Task statement:
The word "this" marks the lines to copy; find all of them in the entries below.

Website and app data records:
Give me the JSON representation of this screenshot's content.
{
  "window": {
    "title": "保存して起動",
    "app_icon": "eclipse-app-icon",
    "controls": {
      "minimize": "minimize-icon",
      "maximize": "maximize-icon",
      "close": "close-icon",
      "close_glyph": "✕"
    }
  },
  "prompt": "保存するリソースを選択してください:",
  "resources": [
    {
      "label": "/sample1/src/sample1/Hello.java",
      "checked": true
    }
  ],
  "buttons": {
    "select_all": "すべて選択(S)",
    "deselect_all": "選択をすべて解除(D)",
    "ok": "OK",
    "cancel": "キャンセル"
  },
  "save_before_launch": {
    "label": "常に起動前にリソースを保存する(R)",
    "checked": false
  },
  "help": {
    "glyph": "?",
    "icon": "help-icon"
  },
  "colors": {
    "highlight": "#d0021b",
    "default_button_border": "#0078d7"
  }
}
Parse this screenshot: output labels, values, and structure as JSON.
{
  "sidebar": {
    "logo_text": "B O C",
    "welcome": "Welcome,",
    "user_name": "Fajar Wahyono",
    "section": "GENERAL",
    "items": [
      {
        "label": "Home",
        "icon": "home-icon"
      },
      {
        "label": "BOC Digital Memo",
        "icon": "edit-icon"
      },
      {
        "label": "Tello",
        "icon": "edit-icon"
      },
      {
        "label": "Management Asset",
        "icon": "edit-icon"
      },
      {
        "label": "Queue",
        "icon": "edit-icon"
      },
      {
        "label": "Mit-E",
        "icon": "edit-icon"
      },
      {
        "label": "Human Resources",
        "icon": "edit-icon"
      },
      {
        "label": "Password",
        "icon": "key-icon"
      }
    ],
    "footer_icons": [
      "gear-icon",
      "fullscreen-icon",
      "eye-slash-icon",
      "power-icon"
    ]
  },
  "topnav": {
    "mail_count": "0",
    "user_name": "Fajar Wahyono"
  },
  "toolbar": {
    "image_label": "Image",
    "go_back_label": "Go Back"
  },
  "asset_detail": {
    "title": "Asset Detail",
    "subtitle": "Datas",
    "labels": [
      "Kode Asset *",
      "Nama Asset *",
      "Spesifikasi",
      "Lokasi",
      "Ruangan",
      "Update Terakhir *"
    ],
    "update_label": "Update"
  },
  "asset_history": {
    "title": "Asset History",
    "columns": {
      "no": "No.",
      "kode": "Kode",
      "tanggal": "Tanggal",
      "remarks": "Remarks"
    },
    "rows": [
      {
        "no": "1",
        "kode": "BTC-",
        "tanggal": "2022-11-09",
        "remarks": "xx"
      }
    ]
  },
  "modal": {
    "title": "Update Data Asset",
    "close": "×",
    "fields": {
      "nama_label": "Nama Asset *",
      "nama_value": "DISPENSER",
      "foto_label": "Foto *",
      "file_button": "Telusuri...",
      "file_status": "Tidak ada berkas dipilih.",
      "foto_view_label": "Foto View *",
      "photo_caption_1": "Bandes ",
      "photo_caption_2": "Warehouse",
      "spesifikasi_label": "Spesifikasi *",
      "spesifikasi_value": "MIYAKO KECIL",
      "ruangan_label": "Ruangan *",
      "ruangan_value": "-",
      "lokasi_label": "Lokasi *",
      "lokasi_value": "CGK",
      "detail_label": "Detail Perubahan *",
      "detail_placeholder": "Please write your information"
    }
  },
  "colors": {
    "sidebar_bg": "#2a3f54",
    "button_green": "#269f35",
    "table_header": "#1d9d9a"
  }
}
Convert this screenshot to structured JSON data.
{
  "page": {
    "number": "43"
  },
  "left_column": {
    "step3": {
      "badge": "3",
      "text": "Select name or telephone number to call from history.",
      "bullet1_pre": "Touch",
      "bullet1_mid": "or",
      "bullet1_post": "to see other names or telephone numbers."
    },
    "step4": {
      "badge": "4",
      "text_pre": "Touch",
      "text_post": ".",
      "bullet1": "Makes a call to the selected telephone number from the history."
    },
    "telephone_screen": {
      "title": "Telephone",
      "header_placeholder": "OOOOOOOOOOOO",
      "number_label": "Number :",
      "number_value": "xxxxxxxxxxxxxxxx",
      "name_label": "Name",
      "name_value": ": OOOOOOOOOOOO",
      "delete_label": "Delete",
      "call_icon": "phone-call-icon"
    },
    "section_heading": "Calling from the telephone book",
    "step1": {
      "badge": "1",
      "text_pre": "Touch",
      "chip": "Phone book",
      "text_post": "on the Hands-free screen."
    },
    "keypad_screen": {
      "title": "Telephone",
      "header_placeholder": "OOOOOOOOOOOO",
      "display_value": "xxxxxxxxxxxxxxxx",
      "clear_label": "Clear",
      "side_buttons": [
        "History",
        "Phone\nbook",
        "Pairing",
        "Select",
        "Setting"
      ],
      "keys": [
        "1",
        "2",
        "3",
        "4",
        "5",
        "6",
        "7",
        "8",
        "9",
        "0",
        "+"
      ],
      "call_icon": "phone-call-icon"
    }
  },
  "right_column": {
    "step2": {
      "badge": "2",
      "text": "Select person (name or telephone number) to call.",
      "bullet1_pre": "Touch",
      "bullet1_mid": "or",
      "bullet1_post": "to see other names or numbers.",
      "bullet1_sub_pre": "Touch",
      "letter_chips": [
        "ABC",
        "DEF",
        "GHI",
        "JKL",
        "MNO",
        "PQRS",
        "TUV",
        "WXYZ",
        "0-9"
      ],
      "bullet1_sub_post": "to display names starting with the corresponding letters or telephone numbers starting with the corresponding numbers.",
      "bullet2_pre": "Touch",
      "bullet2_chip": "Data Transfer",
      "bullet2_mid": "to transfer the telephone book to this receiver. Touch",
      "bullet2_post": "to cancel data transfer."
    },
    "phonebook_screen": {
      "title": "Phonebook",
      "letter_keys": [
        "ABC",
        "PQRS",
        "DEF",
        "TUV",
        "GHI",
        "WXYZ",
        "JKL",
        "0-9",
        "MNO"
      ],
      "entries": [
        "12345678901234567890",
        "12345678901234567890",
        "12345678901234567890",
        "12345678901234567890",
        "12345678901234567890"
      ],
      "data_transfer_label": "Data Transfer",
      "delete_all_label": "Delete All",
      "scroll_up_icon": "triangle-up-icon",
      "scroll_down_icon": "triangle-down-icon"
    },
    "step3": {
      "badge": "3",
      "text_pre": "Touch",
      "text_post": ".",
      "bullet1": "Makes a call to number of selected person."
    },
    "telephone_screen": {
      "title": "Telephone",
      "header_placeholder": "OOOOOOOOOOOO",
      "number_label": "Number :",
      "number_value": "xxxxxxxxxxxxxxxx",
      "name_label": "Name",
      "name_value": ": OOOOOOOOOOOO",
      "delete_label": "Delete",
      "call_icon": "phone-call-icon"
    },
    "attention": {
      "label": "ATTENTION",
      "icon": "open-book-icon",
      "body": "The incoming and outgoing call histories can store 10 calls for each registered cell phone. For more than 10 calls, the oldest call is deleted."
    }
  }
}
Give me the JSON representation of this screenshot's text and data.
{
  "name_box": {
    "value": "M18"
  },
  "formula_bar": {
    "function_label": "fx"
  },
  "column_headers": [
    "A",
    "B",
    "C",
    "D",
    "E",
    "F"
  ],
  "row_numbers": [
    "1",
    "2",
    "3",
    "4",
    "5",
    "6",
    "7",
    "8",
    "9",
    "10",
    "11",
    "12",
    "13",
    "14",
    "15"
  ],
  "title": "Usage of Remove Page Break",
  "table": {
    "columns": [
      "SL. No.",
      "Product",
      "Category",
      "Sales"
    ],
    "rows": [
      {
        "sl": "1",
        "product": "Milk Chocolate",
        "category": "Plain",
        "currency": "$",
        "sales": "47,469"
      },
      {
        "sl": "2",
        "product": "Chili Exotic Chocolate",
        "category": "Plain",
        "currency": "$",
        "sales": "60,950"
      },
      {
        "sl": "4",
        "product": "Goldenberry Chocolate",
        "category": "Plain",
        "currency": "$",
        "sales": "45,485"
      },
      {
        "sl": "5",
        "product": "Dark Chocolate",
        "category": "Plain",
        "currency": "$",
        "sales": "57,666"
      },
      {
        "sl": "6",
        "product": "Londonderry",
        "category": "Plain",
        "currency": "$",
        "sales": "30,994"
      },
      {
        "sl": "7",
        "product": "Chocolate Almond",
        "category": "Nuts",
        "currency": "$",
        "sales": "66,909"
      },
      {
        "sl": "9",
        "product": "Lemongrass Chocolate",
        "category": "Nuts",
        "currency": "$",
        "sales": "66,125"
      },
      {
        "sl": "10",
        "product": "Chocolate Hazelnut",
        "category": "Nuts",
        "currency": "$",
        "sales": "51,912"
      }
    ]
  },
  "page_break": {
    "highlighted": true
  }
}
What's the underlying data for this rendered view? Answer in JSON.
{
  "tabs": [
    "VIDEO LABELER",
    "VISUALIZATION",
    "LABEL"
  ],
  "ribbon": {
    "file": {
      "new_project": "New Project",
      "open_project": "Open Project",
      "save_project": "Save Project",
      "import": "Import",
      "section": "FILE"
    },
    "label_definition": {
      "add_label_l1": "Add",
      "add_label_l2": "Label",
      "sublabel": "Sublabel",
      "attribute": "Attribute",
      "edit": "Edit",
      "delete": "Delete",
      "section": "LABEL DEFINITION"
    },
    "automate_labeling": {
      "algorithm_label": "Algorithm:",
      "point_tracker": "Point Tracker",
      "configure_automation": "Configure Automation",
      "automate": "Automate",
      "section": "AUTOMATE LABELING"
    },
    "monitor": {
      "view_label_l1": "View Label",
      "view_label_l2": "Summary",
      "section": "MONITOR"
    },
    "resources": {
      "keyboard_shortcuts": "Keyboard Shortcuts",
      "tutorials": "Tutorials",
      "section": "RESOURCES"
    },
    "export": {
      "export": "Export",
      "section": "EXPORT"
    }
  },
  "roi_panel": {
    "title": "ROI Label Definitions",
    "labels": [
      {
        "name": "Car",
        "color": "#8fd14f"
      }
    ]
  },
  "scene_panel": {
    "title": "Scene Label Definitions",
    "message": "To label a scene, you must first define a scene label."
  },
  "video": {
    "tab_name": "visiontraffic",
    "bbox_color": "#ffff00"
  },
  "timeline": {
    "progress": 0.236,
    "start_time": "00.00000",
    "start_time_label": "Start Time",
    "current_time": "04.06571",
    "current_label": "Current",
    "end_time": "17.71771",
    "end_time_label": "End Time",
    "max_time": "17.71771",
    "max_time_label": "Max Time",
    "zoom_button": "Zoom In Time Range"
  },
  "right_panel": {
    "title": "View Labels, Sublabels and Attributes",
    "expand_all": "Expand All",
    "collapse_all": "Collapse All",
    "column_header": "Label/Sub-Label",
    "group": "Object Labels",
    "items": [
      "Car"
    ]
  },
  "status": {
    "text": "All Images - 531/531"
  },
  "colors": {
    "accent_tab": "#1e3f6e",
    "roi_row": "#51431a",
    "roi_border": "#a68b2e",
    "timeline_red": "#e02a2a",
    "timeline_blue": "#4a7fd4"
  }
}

Reply to the task:
Give me the JSON representation of this screenshot's content.
Parse this screenshot: output labels, values, and structure as JSON.
Convert this screenshot to structured JSON data.
      "bullet2_mid": "to transfer the telephone book to this receiver. Touch",
Give me the JSON representation of this screenshot's text and data.
What's the underlying data for this rendered view? Answer in JSON.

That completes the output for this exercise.